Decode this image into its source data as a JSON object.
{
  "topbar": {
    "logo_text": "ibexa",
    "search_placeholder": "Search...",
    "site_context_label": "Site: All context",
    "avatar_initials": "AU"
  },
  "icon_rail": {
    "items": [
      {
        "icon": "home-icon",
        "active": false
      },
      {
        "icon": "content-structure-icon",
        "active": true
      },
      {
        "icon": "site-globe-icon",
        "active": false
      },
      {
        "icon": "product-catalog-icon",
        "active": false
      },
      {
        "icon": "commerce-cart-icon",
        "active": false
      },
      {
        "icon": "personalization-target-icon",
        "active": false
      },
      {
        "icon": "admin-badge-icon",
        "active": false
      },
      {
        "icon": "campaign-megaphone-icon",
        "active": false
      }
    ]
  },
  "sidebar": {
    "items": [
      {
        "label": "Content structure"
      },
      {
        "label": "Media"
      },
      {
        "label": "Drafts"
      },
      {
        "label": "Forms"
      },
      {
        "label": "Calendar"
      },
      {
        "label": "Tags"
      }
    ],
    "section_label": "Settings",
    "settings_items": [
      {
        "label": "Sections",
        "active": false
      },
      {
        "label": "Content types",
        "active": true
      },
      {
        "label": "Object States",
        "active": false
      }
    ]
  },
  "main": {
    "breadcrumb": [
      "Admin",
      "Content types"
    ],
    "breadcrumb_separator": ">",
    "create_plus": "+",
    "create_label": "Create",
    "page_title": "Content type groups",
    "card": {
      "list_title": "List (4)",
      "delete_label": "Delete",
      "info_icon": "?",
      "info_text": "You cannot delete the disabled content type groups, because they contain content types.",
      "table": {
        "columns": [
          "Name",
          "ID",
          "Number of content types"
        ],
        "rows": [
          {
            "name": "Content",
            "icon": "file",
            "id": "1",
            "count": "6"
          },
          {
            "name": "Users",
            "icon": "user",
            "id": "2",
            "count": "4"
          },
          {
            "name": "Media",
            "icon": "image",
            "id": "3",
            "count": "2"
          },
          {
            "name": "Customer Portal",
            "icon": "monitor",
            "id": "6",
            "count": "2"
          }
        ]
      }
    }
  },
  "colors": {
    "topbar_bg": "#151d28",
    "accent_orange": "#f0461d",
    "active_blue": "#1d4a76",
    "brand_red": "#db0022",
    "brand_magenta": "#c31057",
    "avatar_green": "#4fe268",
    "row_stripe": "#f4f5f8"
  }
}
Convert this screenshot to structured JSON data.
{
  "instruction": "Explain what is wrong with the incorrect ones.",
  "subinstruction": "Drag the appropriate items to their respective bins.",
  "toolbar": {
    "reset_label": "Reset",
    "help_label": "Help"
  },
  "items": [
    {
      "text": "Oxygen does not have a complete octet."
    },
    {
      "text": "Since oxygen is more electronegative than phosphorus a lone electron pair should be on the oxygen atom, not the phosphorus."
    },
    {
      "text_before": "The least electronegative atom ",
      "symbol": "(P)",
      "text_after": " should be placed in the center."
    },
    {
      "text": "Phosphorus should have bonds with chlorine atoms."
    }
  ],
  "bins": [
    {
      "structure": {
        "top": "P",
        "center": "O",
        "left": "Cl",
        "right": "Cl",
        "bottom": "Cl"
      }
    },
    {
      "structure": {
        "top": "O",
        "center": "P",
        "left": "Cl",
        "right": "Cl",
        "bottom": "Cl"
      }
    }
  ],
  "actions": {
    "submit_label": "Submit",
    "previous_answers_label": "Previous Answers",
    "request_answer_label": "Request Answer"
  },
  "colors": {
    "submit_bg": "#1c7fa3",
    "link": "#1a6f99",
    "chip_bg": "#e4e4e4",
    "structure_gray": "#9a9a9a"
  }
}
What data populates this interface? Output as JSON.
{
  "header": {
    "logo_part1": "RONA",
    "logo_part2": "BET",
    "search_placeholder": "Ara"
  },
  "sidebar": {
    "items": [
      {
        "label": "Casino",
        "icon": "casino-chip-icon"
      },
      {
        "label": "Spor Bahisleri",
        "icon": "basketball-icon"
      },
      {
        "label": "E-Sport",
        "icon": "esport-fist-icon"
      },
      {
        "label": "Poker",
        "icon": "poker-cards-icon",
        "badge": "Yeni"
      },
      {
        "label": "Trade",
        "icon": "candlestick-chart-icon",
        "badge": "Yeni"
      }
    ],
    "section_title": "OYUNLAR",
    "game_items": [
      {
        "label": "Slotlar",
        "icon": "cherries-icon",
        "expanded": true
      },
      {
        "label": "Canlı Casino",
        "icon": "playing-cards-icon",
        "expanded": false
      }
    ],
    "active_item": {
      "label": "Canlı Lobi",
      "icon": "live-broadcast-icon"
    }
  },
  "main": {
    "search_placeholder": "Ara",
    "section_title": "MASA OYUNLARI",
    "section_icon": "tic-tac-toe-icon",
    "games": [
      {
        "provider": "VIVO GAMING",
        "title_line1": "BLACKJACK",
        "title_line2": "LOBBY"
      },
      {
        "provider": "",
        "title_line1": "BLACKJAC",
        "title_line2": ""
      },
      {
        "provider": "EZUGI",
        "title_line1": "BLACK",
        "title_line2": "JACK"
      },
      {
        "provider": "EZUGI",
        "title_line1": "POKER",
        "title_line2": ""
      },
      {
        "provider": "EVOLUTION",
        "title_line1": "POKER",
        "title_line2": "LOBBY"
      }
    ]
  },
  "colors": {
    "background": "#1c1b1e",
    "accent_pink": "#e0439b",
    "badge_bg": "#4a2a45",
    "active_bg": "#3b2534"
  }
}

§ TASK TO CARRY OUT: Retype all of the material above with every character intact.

§ SOLUTION FOR THIS EXERCISE:
Decode this image into its source data as a JSON object.
{
  "topbar": {
    "logo_text": "ibexa",
    "search_placeholder": "Search...",
    "site_context_label": "Site: All context",
    "avatar_initials": "AU"
  },
  "icon_rail": {
    "items": [
      {
        "icon": "home-icon",
        "active": false
      },
      {
        "icon": "content-structure-icon",
        "active": true
      },
      {
        "icon": "site-globe-icon",
        "active": false
      },
      {
        "icon": "product-catalog-icon",
        "active": false
      },
      {
        "icon": "commerce-cart-icon",
        "active": false
      },
      {
        "icon": "personalization-target-icon",
        "active": false
      },
      {
        "icon": "admin-badge-icon",
        "active": false
      },
      {
        "icon": "campaign-megaphone-icon",
        "active": false
      }
    ]
  },
  "sidebar": {
    "items": [
      {
        "label": "Content structure"
      },
      {
        "label": "Media"
      },
      {
        "label": "Drafts"
      },
      {
        "label": "Forms"
      },
      {
        "label": "Calendar"
      },
      {
        "label": "Tags"
      }
    ],
    "section_label": "Settings",
    "settings_items": [
      {
        "label": "Sections",
        "active": false
      },
      {
        "label": "Content types",
        "active": true
      },
      {
        "label": "Object States",
        "active": false
      }
    ]
  },
  "main": {
    "breadcrumb": [
      "Admin",
      "Content types"
    ],
    "breadcrumb_separator": ">",
    "create_plus": "+",
    "create_label": "Create",
    "page_title": "Content type groups",
    "card": {
      "list_title": "List (4)",
      "delete_label": "Delete",
      "info_icon": "?",
      "info_text": "You cannot delete the disabled content type groups, because they contain content types.",
      "table": {
        "columns": [
          "Name",
          "ID",
          "Number of content types"
        ],
        "rows": [
          {
            "name": "Content",
            "icon": "file",
            "id": "1",
            "count": "6"
          },
          {
            "name": "Users",
            "icon": "user",
            "id": "2",
            "count": "4"
          },
          {
            "name": "Media",
            "icon": "image",
            "id": "3",
            "count": "2"
          },
          {
            "name": "Customer Portal",
            "icon": "monitor",
            "id": "6",
            "count": "2"
          }
        ]
      }
    }
  },
  "colors": {
    "topbar_bg": "#151d28",
    "accent_orange": "#f0461d",
    "active_blue": "#1d4a76",
    "brand_red": "#db0022",
    "brand_magenta": "#c31057",
    "avatar_green": "#4fe268",
    "row_stripe": "#f4f5f8"
  }
}
Convert this screenshot to structured JSON data.
{
  "instruction": "Explain what is wrong with the incorrect ones.",
  "subinstruction": "Drag the appropriate items to their respective bins.",
  "toolbar": {
    "reset_label": "Reset",
    "help_label": "Help"
  },
  "items": [
    {
      "text": "Oxygen does not have a complete octet."
    },
    {
      "text": "Since oxygen is more electronegative than phosphorus a lone electron pair should be on the oxygen atom, not the phosphorus."
    },
    {
      "text_before": "The least electronegative atom ",
      "symbol": "(P)",
      "text_after": " should be placed in the center."
    },
    {
      "text": "Phosphorus should have bonds with chlorine atoms."
    }
  ],
  "bins": [
    {
      "structure": {
        "top": "P",
        "center": "O",
        "left": "Cl",
        "right": "Cl",
        "bottom": "Cl"
      }
    },
    {
      "structure": {
        "top": "O",
        "center": "P",
        "left": "Cl",
        "right": "Cl",
        "bottom": "Cl"
      }
    }
  ],
  "actions": {
    "submit_label": "Submit",
    "previous_answers_label": "Previous Answers",
    "request_answer_label": "Request Answer"
  },
  "colors": {
    "submit_bg": "#1c7fa3",
    "link": "#1a6f99",
    "chip_bg": "#e4e4e4",
    "structure_gray": "#9a9a9a"
  }
}
What data populates this interface? Output as JSON.
{
  "header": {
    "logo_part1": "RONA",
    "logo_part2": "BET",
    "search_placeholder": "Ara"
  },
  "sidebar": {
    "items": [
      {
        "label": "Casino",
        "icon": "casino-chip-icon"
      },
      {
        "label": "Spor Bahisleri",
        "icon": "basketball-icon"
      },
      {
        "label": "E-Sport",
        "icon": "esport-fist-icon"
      },
      {
        "label": "Poker",
        "icon": "poker-cards-icon",
        "badge": "Yeni"
      },
      {
        "label": "Trade",
        "icon": "candlestick-chart-icon",
        "badge": "Yeni"
      }
    ],
    "section_title": "OYUNLAR",
    "game_items": [
      {
        "label": "Slotlar",
        "icon": "cherries-icon",
        "expanded": true
      },
      {
        "label": "Canlı Casino",
        "icon": "playing-cards-icon",
        "expanded": false
      }
    ],
    "active_item": {
      "label": "Canlı Lobi",
      "icon": "live-broadcast-icon"
    }
  },
  "main": {
    "search_placeholder": "Ara",
    "section_title": "MASA OYUNLARI",
    "section_icon": "tic-tac-toe-icon",
    "games": [
      {
        "provider": "VIVO GAMING",
        "title_line1": "BLACKJACK",
        "title_line2": "LOBBY"
      },
      {
        "provider": "",
        "title_line1": "BLACKJAC",
        "title_line2": ""
      },
      {
        "provider": "EZUGI",
        "title_line1": "BLACK",
        "title_line2": "JACK"
      },
      {
        "provider": "EZUGI",
        "title_line1": "POKER",
        "title_line2": ""
      },
      {
        "provider": "EVOLUTION",
        "title_line1": "POKER",
        "title_line2": "LOBBY"
      }
    ]
  },
  "colors": {
    "background": "#1c1b1e",
    "accent_pink": "#e0439b",
    "badge_bg": "#4a2a45",
    "active_bg": "#3b2534"
  }
}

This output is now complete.